**Material supplied**
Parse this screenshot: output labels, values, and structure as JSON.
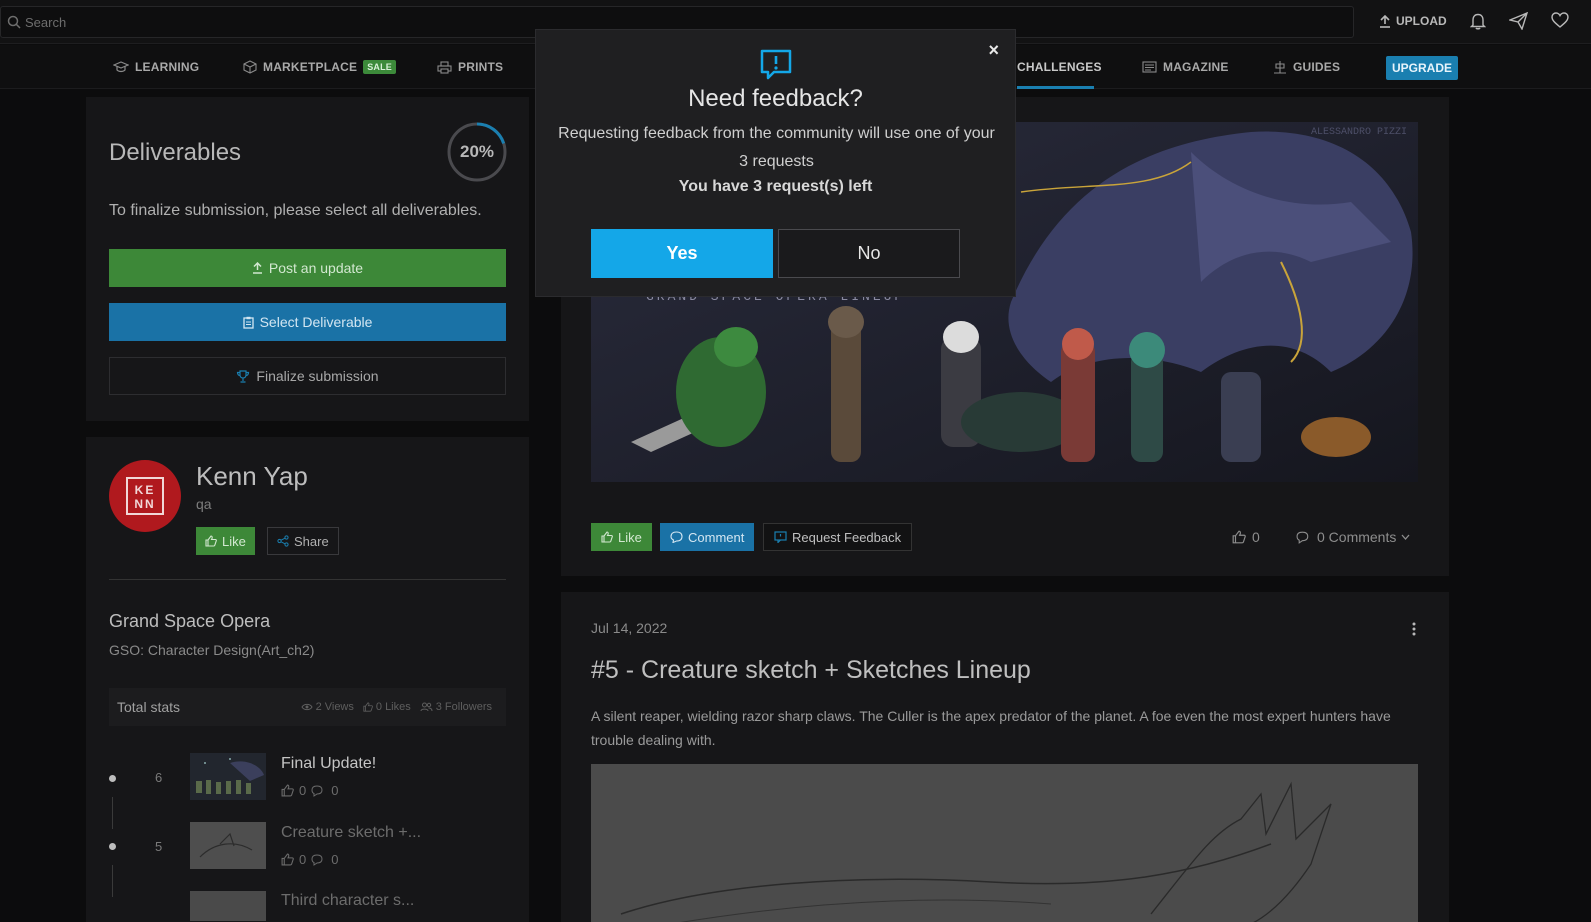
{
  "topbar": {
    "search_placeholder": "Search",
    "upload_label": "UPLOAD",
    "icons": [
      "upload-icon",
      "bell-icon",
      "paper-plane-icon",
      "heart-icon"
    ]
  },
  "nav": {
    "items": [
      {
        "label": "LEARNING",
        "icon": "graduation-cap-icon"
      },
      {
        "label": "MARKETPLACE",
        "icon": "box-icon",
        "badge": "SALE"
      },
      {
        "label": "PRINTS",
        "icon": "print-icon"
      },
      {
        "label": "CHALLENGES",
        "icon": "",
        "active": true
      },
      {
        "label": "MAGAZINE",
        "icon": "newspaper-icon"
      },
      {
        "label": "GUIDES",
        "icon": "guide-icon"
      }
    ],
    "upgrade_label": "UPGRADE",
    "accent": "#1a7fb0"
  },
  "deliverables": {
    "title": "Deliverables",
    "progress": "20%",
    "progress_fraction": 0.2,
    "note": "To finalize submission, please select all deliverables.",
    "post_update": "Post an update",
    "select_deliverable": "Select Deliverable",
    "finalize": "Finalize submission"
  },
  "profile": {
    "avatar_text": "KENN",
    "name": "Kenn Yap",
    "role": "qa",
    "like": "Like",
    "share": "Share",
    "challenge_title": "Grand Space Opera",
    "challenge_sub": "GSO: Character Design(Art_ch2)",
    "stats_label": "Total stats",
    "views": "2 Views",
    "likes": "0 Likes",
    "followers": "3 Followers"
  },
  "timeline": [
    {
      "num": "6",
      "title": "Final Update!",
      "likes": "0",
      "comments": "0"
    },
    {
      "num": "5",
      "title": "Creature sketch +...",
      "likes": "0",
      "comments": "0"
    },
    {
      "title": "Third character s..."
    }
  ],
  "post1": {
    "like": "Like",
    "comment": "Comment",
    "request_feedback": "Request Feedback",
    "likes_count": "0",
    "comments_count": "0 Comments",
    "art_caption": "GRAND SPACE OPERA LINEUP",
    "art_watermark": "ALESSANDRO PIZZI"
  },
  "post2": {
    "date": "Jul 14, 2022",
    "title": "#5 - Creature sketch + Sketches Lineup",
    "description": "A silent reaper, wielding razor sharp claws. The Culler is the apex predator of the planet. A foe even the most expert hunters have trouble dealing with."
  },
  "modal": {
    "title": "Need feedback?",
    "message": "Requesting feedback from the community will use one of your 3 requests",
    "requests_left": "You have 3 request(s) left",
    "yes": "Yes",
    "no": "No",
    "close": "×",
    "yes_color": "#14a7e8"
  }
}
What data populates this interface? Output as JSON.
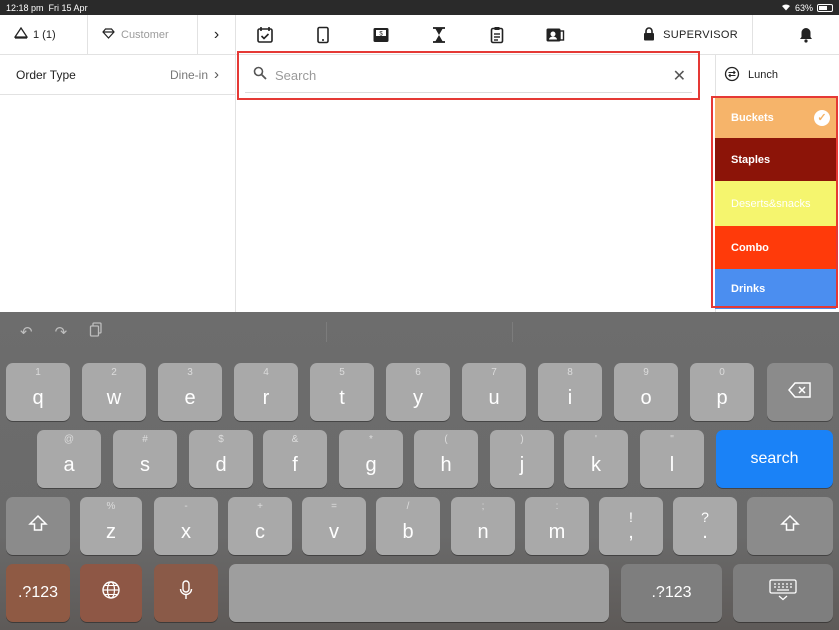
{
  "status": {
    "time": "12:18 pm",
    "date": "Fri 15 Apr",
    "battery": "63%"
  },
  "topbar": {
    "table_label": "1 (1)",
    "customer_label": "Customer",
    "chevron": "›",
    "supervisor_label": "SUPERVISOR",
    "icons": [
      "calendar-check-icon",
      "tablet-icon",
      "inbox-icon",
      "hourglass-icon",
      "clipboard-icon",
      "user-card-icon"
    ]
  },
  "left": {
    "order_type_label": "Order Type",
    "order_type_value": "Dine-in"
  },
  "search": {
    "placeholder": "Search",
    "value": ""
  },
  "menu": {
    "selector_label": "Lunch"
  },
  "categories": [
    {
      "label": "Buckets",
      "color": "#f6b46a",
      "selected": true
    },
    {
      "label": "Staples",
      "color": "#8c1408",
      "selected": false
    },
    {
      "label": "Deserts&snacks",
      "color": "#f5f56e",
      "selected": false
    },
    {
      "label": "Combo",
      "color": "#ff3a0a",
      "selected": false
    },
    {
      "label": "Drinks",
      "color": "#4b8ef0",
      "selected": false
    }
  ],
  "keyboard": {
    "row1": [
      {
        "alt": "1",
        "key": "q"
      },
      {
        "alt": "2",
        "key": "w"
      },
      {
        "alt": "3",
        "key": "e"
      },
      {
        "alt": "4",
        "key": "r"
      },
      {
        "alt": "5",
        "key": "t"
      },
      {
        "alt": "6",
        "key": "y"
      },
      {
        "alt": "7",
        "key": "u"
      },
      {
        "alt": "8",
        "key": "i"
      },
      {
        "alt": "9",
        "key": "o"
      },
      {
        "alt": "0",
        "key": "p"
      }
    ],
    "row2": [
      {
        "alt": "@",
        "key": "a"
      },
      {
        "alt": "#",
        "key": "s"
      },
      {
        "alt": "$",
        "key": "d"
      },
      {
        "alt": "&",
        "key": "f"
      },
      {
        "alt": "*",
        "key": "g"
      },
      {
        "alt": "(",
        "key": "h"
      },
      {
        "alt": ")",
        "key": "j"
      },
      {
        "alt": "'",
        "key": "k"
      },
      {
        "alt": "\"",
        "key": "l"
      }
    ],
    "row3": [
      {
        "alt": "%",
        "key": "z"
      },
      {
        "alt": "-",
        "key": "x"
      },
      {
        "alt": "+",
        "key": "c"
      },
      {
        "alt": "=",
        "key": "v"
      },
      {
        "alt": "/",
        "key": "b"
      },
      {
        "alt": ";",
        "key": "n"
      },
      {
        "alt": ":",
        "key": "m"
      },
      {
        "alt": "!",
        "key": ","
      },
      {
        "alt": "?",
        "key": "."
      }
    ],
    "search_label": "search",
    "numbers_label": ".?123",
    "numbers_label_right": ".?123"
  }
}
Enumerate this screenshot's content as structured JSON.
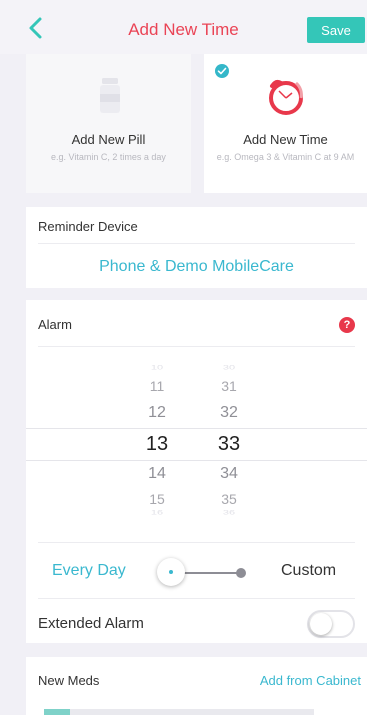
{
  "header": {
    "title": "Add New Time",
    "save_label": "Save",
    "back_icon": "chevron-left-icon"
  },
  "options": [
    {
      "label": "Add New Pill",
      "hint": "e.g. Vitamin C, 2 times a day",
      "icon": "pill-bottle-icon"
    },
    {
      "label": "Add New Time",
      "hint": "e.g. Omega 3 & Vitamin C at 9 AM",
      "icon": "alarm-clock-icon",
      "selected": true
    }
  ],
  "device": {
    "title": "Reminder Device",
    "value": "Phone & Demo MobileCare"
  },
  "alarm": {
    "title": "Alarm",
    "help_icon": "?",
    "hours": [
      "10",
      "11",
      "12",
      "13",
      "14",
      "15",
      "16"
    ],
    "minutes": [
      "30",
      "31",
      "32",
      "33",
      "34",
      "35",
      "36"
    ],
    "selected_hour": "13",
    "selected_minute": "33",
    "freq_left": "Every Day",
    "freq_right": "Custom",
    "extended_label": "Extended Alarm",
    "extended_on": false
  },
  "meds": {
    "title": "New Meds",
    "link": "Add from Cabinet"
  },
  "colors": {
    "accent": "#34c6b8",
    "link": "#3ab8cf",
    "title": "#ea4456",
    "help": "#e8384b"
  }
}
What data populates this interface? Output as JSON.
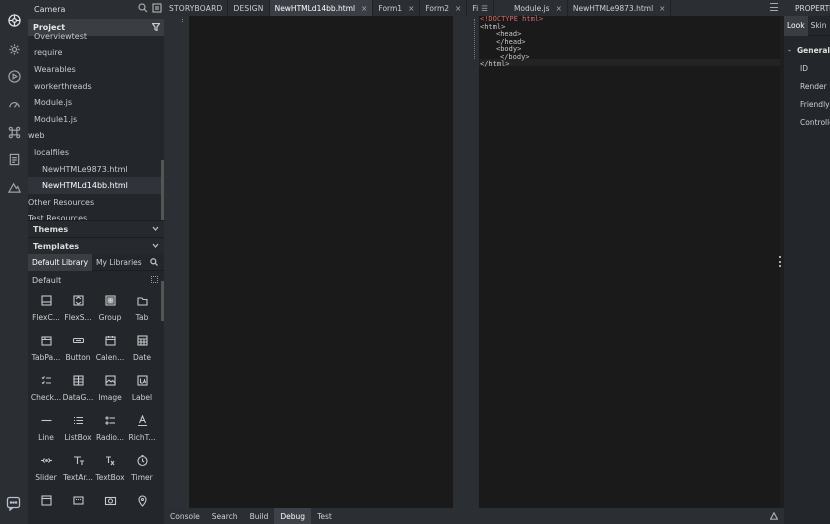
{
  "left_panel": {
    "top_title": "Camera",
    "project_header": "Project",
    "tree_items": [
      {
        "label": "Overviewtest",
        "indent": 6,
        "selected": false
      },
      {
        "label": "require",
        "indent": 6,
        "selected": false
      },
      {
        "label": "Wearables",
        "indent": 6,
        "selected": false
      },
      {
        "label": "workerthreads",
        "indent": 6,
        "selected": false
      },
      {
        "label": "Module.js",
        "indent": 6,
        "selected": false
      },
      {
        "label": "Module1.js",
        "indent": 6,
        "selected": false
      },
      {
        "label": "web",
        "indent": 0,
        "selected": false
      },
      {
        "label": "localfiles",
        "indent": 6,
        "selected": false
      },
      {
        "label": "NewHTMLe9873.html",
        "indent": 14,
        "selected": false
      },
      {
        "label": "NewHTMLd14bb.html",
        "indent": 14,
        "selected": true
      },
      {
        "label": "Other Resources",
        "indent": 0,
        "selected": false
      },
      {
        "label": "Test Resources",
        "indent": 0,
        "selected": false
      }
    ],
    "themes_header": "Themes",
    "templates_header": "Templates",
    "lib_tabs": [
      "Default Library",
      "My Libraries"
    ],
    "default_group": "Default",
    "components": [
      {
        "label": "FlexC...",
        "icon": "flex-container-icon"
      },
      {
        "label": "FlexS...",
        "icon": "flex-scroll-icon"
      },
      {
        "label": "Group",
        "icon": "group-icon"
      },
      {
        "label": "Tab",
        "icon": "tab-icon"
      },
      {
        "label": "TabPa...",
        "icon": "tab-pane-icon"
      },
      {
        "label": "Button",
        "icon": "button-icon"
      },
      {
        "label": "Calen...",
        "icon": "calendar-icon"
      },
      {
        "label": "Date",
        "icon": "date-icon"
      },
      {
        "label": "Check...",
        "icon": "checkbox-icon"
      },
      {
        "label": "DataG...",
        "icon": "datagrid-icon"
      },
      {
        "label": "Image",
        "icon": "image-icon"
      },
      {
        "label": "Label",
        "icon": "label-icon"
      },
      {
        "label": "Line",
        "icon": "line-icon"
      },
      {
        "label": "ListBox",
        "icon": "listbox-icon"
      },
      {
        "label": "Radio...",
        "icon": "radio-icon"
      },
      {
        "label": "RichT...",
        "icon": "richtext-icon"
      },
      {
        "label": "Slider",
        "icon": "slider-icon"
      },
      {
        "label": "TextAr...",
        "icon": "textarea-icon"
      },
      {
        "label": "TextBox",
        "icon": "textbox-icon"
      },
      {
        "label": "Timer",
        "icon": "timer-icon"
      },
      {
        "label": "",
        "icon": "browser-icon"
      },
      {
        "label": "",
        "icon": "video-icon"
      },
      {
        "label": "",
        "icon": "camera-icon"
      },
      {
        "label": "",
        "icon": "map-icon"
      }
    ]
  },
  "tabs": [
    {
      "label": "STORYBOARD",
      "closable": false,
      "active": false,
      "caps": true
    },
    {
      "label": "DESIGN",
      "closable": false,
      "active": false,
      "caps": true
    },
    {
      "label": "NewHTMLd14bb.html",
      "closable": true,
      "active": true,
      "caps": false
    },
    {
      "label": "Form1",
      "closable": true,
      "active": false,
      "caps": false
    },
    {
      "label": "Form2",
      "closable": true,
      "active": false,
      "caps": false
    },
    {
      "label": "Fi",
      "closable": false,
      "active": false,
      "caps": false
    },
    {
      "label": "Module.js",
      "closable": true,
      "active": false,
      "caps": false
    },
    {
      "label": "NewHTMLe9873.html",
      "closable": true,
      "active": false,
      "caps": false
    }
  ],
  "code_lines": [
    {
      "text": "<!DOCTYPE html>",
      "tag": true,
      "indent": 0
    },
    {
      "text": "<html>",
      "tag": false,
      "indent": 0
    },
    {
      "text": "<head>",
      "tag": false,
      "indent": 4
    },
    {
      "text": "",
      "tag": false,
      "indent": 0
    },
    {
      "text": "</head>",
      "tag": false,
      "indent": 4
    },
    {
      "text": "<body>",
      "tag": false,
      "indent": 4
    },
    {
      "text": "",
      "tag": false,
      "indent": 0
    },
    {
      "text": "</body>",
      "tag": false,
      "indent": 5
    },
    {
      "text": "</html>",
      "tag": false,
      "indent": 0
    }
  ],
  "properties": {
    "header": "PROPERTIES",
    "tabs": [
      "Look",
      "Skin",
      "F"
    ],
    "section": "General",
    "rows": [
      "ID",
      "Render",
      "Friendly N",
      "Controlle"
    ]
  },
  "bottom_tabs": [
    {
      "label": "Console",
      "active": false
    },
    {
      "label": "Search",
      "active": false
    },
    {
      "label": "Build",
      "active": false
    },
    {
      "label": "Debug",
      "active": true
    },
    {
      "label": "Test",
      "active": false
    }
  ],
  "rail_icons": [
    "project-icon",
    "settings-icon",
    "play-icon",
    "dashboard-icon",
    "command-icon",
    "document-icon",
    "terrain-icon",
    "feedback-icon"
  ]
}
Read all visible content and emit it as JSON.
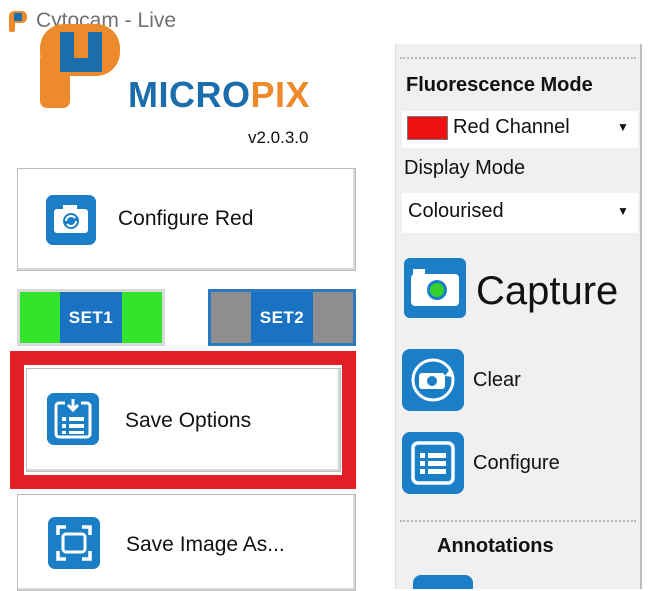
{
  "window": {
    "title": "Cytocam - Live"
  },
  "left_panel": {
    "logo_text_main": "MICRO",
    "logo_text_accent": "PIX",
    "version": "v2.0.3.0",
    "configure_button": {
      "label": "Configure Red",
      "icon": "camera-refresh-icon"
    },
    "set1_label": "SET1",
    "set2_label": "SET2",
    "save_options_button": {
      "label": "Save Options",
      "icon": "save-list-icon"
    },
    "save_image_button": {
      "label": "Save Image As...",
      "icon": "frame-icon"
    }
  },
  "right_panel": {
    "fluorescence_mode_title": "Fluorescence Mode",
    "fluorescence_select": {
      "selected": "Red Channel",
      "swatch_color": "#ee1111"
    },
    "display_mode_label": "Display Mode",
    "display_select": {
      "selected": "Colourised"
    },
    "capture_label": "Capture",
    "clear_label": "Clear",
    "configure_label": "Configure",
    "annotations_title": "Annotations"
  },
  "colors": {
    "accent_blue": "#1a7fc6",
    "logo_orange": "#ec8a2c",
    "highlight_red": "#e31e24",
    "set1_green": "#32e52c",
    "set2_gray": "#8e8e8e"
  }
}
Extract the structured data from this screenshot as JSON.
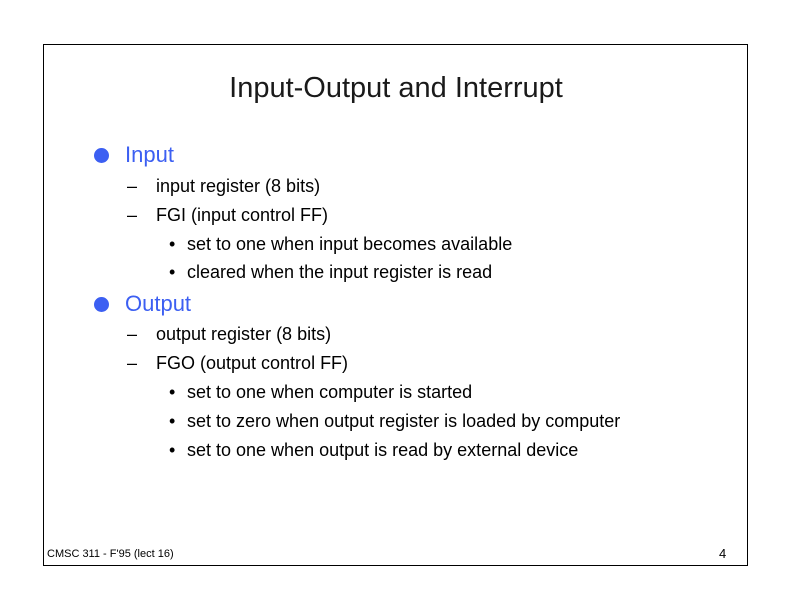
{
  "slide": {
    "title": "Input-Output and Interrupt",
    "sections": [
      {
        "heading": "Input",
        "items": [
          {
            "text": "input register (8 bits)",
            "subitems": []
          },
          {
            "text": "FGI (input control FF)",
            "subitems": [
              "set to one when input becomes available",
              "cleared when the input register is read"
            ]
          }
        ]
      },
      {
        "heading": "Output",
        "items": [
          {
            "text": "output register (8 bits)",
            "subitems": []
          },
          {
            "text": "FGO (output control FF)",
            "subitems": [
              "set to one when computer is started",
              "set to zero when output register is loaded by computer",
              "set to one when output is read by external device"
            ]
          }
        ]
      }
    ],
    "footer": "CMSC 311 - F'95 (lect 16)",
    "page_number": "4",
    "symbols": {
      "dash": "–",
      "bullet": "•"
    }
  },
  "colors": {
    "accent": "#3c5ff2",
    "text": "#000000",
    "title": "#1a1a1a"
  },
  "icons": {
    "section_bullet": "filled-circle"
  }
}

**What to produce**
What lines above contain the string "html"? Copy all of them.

**Written response**
        "label": "NewHTMLe9873.html",
        "label": "NewHTMLd14bb.html",
      "label": "NewHTMLd14bb.html",
      "label": "NewHTMLe9873.html",
      "text": "<!DOCTYPE html>",
      "text": "<html>",
      "text": "</html>",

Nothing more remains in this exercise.